A Portuguese regional airport that was expanded with large amounts of EU funding has announced plans to turn itself into an aircraft parking facility because demand for the airport has fallen badly short of predictions. The case highlights T&E’s call for greater scrutiny of public money being used to prop up carbon-intensive, underutilised infrastructure with questionable social and economic benefits.
EU approval of Ireland’s €42.5 million in state aid to small regional airports has been criticised for allowing public money to prop up underutilised infrastructure with questionable social and economic benefits. Four airports will receive the grants over the next four years – while the Irish government faces calls to address ‘chronic’ underinvestment in low-carbon public transport.
NGO Transport & Environment (T&E) has criticised the decision by the Irish Government, with Brussels’ backing, to grant €42.5 million to a number of small regional airports, a decision which will see public money propping up underutilised airports with questionable socioeconomic benefits. These public resources could have been better invested in developing a sustainable transport network in Ireland, T&E argues.
Further decarbonisation of transport through a shift to alternative fuels and electro-mobility forms a major part of the European Commission’s strategy for an ‘energy union’, unveiled last week. With transport being responsible for more than 30% of EU energy consumption and a quarter of emissions, the Commission said legislation on ‘decarbonising the transport sector, including an action plan on alternative fuels’ would be put forward in 2017.
In mid April 2014, the European Commission opened a consultation on disputed aid to 23 regional airports in relation to the newly revised state aid guidelines for airports and airlines which came into effect at the beginning of the month. T&E believes that decisions that will be taken on state aid under the new guidelines risk further distorting competition in an already heavily subsidised sector, wasting scarce public resources and expanding billions of euros in climate harmful subsidies that will generate more CO2 than the original emissions trading system intended to save. Transport & Environment believes that state aid can only be justified for select small airports in remote areas for which other transport is not a viable option. You can download our consultation response below.
Last week saw Europe extend its dirtiest subsidy, the one that makes ultra-cheap air tickets possible, by at least another decade. That’s the simplest way to sum up new rules for state aid to regional airports and airlines. The text itself is, as usual, almost impossible to read for lay people, so in this piece I will try to paint the rules and their consequences as simply as possible.
State subsidies for regional airports and airlines serving them – mainly the low-cost airlines – will be allowed to continue for at least another 10 years, according to the Commission’s finalised guidelines on state aid for airports. The revised guidelines, which cannot now be challenged by MEPs, are ostensibly aimed at streamlining and tightening state aid for airports.

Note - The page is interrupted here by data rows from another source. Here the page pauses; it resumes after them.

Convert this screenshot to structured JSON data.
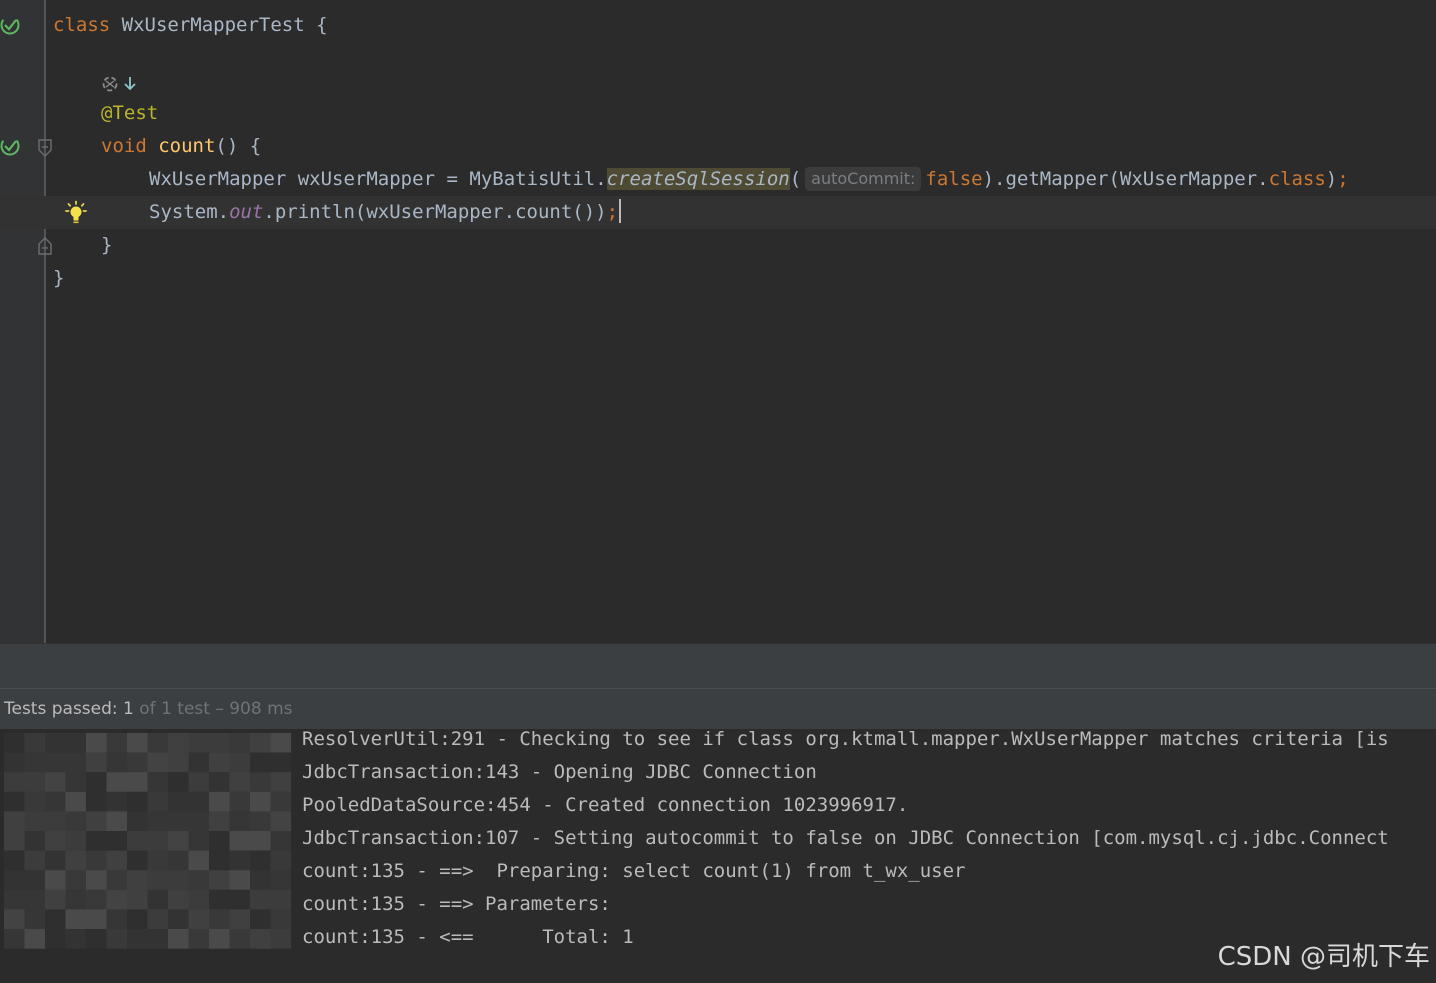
{
  "editor": {
    "lines": [
      {
        "kw": "class",
        "name": "WxUserMapperTest",
        "brace": "{"
      },
      {
        "annotation": "@Test"
      },
      {
        "kw": "void",
        "method": "count",
        "rest": "() {"
      },
      {
        "type": "WxUserMapper",
        "var": "wxUserMapper",
        "eq": "=",
        "cls": "MyBatisUtil",
        "dot": ".",
        "call": "createSqlSession",
        "paren_open": "(",
        "hint": "autoCommit:",
        "arg": "false",
        "mid": ").getMapper(WxUserMapper.",
        "class_kw": "class",
        "close": ")",
        "semi": ";"
      },
      {
        "pre": "System.",
        "field": "out",
        "post": ".println(wxUserMapper.count())",
        "semi": ";"
      },
      {
        "text": "}"
      },
      {
        "text": "}"
      }
    ]
  },
  "test_status": {
    "passed_label": "Tests passed:",
    "passed_count": "1",
    "rest": "of 1 test – 908 ms"
  },
  "console": {
    "lines": [
      "ResolverUtil:291 - Checking to see if class org.ktmall.mapper.WxUserMapper matches criteria [is",
      "JdbcTransaction:143 - Opening JDBC Connection",
      "PooledDataSource:454 - Created connection 1023996917.",
      "JdbcTransaction:107 - Setting autocommit to false on JDBC Connection [com.mysql.cj.jdbc.Connect",
      "count:135 - ==>  Preparing: select count(1) from t_wx_user",
      "count:135 - ==> Parameters: ",
      "count:135 - <==      Total: 1"
    ]
  },
  "watermark": "CSDN @司机下车",
  "colors": {
    "keyword": "#cc7832",
    "method_decl": "#ffc66d",
    "annotation": "#bbb529",
    "field": "#9876aa",
    "default_text": "#a9b7c6",
    "test_pass": "#5fb85f"
  },
  "icons": [
    "test-passed-icon",
    "test-passed-icon",
    "fold-marker-icon",
    "lightbulb-icon",
    "implementation-arrow-icon"
  ]
}
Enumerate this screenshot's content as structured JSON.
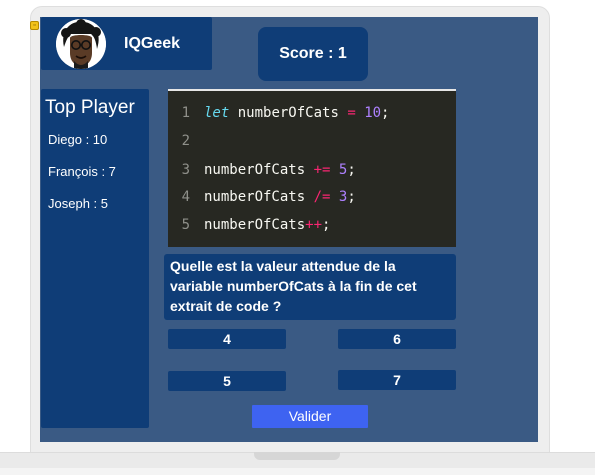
{
  "app": {
    "name": "IQGeek"
  },
  "score": {
    "label": "Score : 1"
  },
  "leaderboard": {
    "title": "Top Player",
    "players": [
      {
        "label": "Diego : 10"
      },
      {
        "label": "François : 7"
      },
      {
        "label": "Joseph : 5"
      }
    ]
  },
  "code": {
    "lines": [
      {
        "no": "1",
        "tokens": [
          {
            "t": "kw",
            "v": "let"
          },
          {
            "t": "id",
            "v": " numberOfCats "
          },
          {
            "t": "op",
            "v": "="
          },
          {
            "t": "id",
            "v": " "
          },
          {
            "t": "num",
            "v": "10"
          },
          {
            "t": "id",
            "v": ";"
          }
        ]
      },
      {
        "no": "2",
        "tokens": []
      },
      {
        "no": "3",
        "tokens": [
          {
            "t": "id",
            "v": "numberOfCats "
          },
          {
            "t": "op",
            "v": "+="
          },
          {
            "t": "id",
            "v": " "
          },
          {
            "t": "num",
            "v": "5"
          },
          {
            "t": "id",
            "v": ";"
          }
        ]
      },
      {
        "no": "4",
        "tokens": [
          {
            "t": "id",
            "v": "numberOfCats "
          },
          {
            "t": "op",
            "v": "/="
          },
          {
            "t": "id",
            "v": " "
          },
          {
            "t": "num",
            "v": "3"
          },
          {
            "t": "id",
            "v": ";"
          }
        ]
      },
      {
        "no": "5",
        "tokens": [
          {
            "t": "id",
            "v": "numberOfCats"
          },
          {
            "t": "op",
            "v": "++"
          },
          {
            "t": "id",
            "v": ";"
          }
        ]
      }
    ]
  },
  "question": {
    "text": "Quelle est la valeur attendue de la variable numberOfCats à la fin de cet extrait de code ?"
  },
  "answers": [
    {
      "label": "4"
    },
    {
      "label": "6"
    },
    {
      "label": "5"
    },
    {
      "label": "7"
    }
  ],
  "submit": {
    "label": "Valider"
  },
  "colors": {
    "screen_bg": "#3a5a84",
    "panel": "#0f3d77",
    "button": "#3e63f1",
    "code_bg": "#272822"
  },
  "icons": {
    "broken_image": "broken-image-icon"
  }
}
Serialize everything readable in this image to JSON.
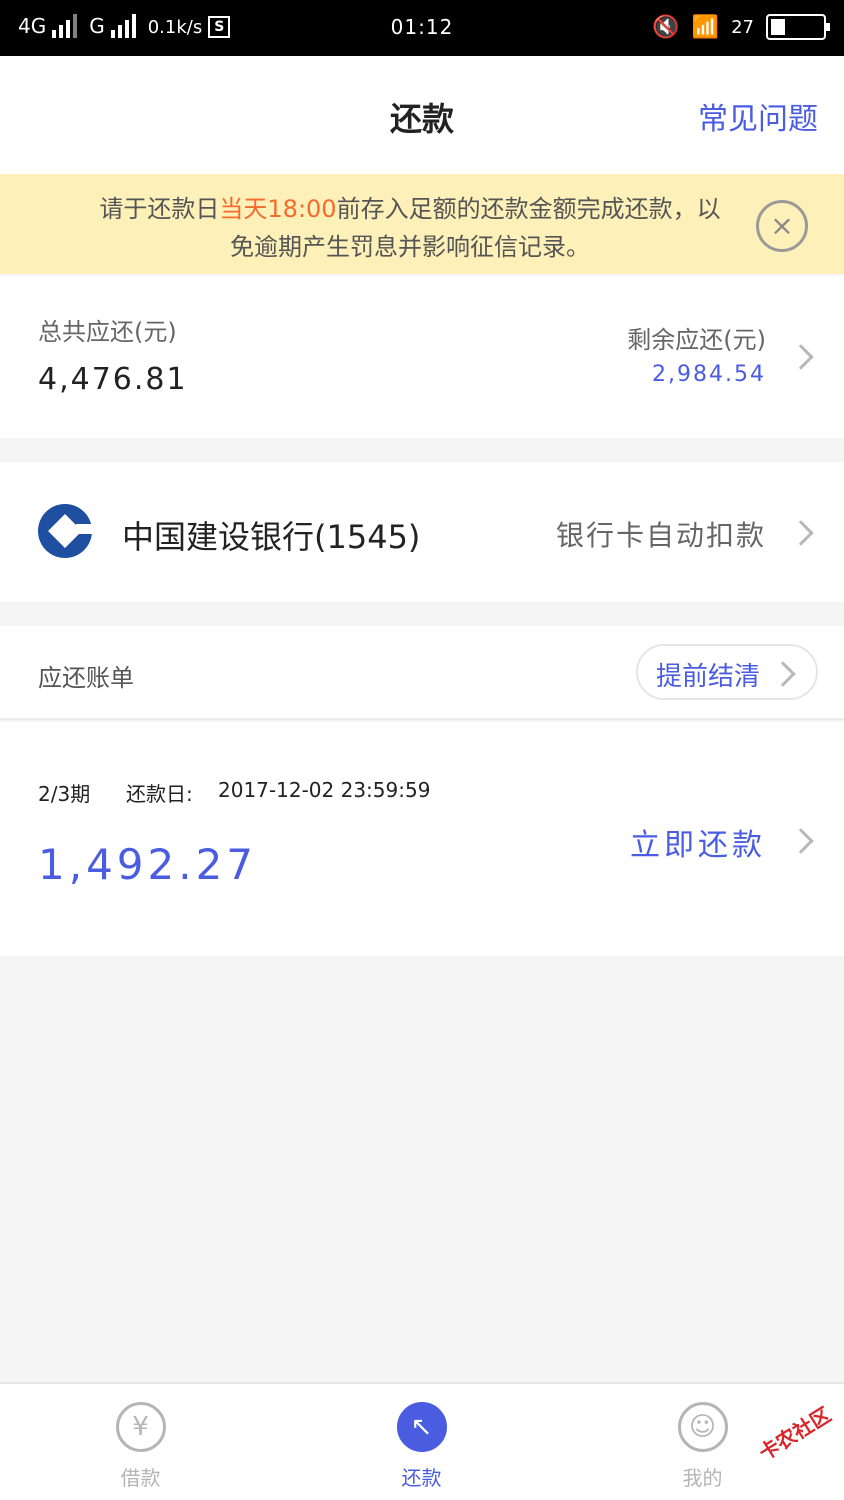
{
  "status_bar": {
    "network_1": "4G",
    "network_2": "G",
    "speed": "0.1k/s",
    "s_badge": "S",
    "time": "01:12",
    "battery": "27",
    "battery_level": 0.27
  },
  "header": {
    "title": "还款",
    "faq_label": "常见问题"
  },
  "notice": {
    "text_before": "请于还款日",
    "text_highlight": "当天18:00",
    "text_after": "前存入足额的还款金额完成还款，以免逾期产生罚息并影响征信记录。",
    "close_symbol": "×"
  },
  "summary": {
    "total_label": "总共应还(元)",
    "total_value": "4,476.81",
    "remaining_label": "剩余应还(元)",
    "remaining_value": "2,984.54"
  },
  "bank": {
    "name": "中国建设银行(1545)",
    "debit_label": "银行卡自动扣款"
  },
  "bills": {
    "title": "应还账单",
    "prepay_label": "提前结清",
    "items": [
      {
        "period": "2/3期",
        "due_label": "还款日:",
        "due_date": "2017-12-02 23:59:59",
        "amount": "1,492.27",
        "action": "立即还款"
      }
    ]
  },
  "tabs": [
    {
      "label": "借款",
      "icon": "yen-icon",
      "glyph": "¥"
    },
    {
      "label": "还款",
      "icon": "repay-arrow-icon",
      "glyph": "↖"
    },
    {
      "label": "我的",
      "icon": "user-icon",
      "glyph": "☺"
    }
  ],
  "watermark": "卡农社区",
  "colors": {
    "accent": "#4a5ce0",
    "highlight": "#f56a2e",
    "notice_bg": "#fdf0b8",
    "bank_logo": "#1f4fa1"
  }
}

Aviation is the most carbon intensive transport mode, yet European member states exempt airlines from fuel tax and airline tickets completely from VAT. Now, with its aviation state aid guidelines, the Commission has decided to open the floodgates and expand operating aid to airports in an effort to boost their turnover.
The European Commission today published its final guidelines on state aid for aviation, which will allow regional airports and the airlines serving them to keep receiving subsidies worth an estimated €2-3 billion a year.